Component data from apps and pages
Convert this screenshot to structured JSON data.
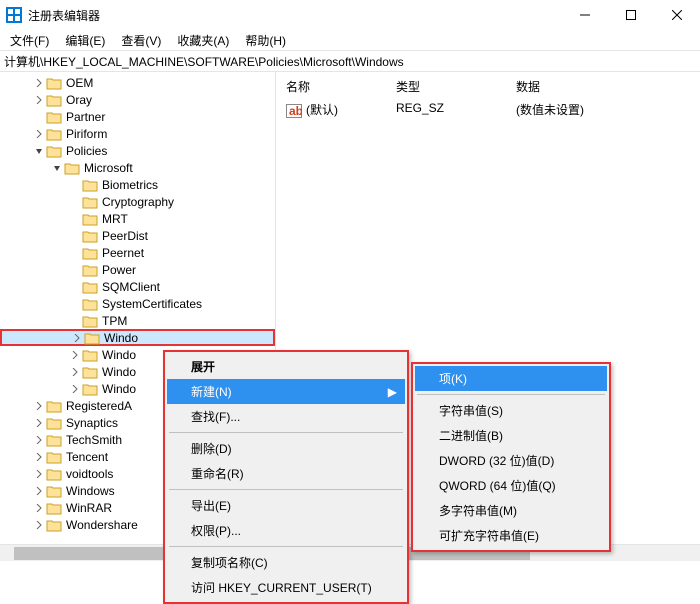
{
  "window": {
    "title": "注册表编辑器"
  },
  "menubar": [
    "文件(F)",
    "编辑(E)",
    "查看(V)",
    "收藏夹(A)",
    "帮助(H)"
  ],
  "address": "计算机\\HKEY_LOCAL_MACHINE\\SOFTWARE\\Policies\\Microsoft\\Windows",
  "tree": [
    {
      "d": 1,
      "a": "r",
      "t": "OEM"
    },
    {
      "d": 1,
      "a": "r",
      "t": "Oray"
    },
    {
      "d": 1,
      "a": "",
      "t": "Partner"
    },
    {
      "d": 1,
      "a": "r",
      "t": "Piriform"
    },
    {
      "d": 1,
      "a": "d",
      "t": "Policies"
    },
    {
      "d": 2,
      "a": "d",
      "t": "Microsoft"
    },
    {
      "d": 3,
      "a": "",
      "t": "Biometrics"
    },
    {
      "d": 3,
      "a": "",
      "t": "Cryptography"
    },
    {
      "d": 3,
      "a": "",
      "t": "MRT"
    },
    {
      "d": 3,
      "a": "",
      "t": "PeerDist"
    },
    {
      "d": 3,
      "a": "",
      "t": "Peernet"
    },
    {
      "d": 3,
      "a": "",
      "t": "Power"
    },
    {
      "d": 3,
      "a": "",
      "t": "SQMClient"
    },
    {
      "d": 3,
      "a": "",
      "t": "SystemCertificates"
    },
    {
      "d": 3,
      "a": "",
      "t": "TPM"
    },
    {
      "d": 3,
      "a": "r",
      "t": "Windo",
      "sel": true
    },
    {
      "d": 3,
      "a": "r",
      "t": "Windo"
    },
    {
      "d": 3,
      "a": "r",
      "t": "Windo"
    },
    {
      "d": 3,
      "a": "r",
      "t": "Windo"
    },
    {
      "d": 1,
      "a": "r",
      "t": "RegisteredA"
    },
    {
      "d": 1,
      "a": "r",
      "t": "Synaptics"
    },
    {
      "d": 1,
      "a": "r",
      "t": "TechSmith"
    },
    {
      "d": 1,
      "a": "r",
      "t": "Tencent"
    },
    {
      "d": 1,
      "a": "r",
      "t": "voidtools"
    },
    {
      "d": 1,
      "a": "r",
      "t": "Windows"
    },
    {
      "d": 1,
      "a": "r",
      "t": "WinRAR"
    },
    {
      "d": 1,
      "a": "r",
      "t": "Wondershare"
    }
  ],
  "columns": {
    "name": "名称",
    "type": "类型",
    "data": "数据"
  },
  "valuerow": {
    "name": "(默认)",
    "type": "REG_SZ",
    "data": "(数值未设置)"
  },
  "ctx1": {
    "expand": "展开",
    "new": "新建(N)",
    "find": "查找(F)...",
    "delete": "删除(D)",
    "rename": "重命名(R)",
    "export": "导出(E)",
    "perm": "权限(P)...",
    "copy": "复制项名称(C)",
    "goto": "访问 HKEY_CURRENT_USER(T)"
  },
  "ctx2": {
    "key": "项(K)",
    "string": "字符串值(S)",
    "binary": "二进制值(B)",
    "dword": "DWORD (32 位)值(D)",
    "qword": "QWORD (64 位)值(Q)",
    "multi": "多字符串值(M)",
    "expand": "可扩充字符串值(E)"
  }
}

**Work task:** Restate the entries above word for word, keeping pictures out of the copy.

**Answer section:**
Convert this screenshot to structured JSON data.
{
  "window": {
    "title": "注册表编辑器"
  },
  "menubar": [
    "文件(F)",
    "编辑(E)",
    "查看(V)",
    "收藏夹(A)",
    "帮助(H)"
  ],
  "address": "计算机\\HKEY_LOCAL_MACHINE\\SOFTWARE\\Policies\\Microsoft\\Windows",
  "tree": [
    {
      "d": 1,
      "a": "r",
      "t": "OEM"
    },
    {
      "d": 1,
      "a": "r",
      "t": "Oray"
    },
    {
      "d": 1,
      "a": "",
      "t": "Partner"
    },
    {
      "d": 1,
      "a": "r",
      "t": "Piriform"
    },
    {
      "d": 1,
      "a": "d",
      "t": "Policies"
    },
    {
      "d": 2,
      "a": "d",
      "t": "Microsoft"
    },
    {
      "d": 3,
      "a": "",
      "t": "Biometrics"
    },
    {
      "d": 3,
      "a": "",
      "t": "Cryptography"
    },
    {
      "d": 3,
      "a": "",
      "t": "MRT"
    },
    {
      "d": 3,
      "a": "",
      "t": "PeerDist"
    },
    {
      "d": 3,
      "a": "",
      "t": "Peernet"
    },
    {
      "d": 3,
      "a": "",
      "t": "Power"
    },
    {
      "d": 3,
      "a": "",
      "t": "SQMClient"
    },
    {
      "d": 3,
      "a": "",
      "t": "SystemCertificates"
    },
    {
      "d": 3,
      "a": "",
      "t": "TPM"
    },
    {
      "d": 3,
      "a": "r",
      "t": "Windo",
      "sel": true
    },
    {
      "d": 3,
      "a": "r",
      "t": "Windo"
    },
    {
      "d": 3,
      "a": "r",
      "t": "Windo"
    },
    {
      "d": 3,
      "a": "r",
      "t": "Windo"
    },
    {
      "d": 1,
      "a": "r",
      "t": "RegisteredA"
    },
    {
      "d": 1,
      "a": "r",
      "t": "Synaptics"
    },
    {
      "d": 1,
      "a": "r",
      "t": "TechSmith"
    },
    {
      "d": 1,
      "a": "r",
      "t": "Tencent"
    },
    {
      "d": 1,
      "a": "r",
      "t": "voidtools"
    },
    {
      "d": 1,
      "a": "r",
      "t": "Windows"
    },
    {
      "d": 1,
      "a": "r",
      "t": "WinRAR"
    },
    {
      "d": 1,
      "a": "r",
      "t": "Wondershare"
    }
  ],
  "columns": {
    "name": "名称",
    "type": "类型",
    "data": "数据"
  },
  "valuerow": {
    "name": "(默认)",
    "type": "REG_SZ",
    "data": "(数值未设置)"
  },
  "ctx1": {
    "expand": "展开",
    "new": "新建(N)",
    "find": "查找(F)...",
    "delete": "删除(D)",
    "rename": "重命名(R)",
    "export": "导出(E)",
    "perm": "权限(P)...",
    "copy": "复制项名称(C)",
    "goto": "访问 HKEY_CURRENT_USER(T)"
  },
  "ctx2": {
    "key": "项(K)",
    "string": "字符串值(S)",
    "binary": "二进制值(B)",
    "dword": "DWORD (32 位)值(D)",
    "qword": "QWORD (64 位)值(Q)",
    "multi": "多字符串值(M)",
    "expand": "可扩充字符串值(E)"
  }
}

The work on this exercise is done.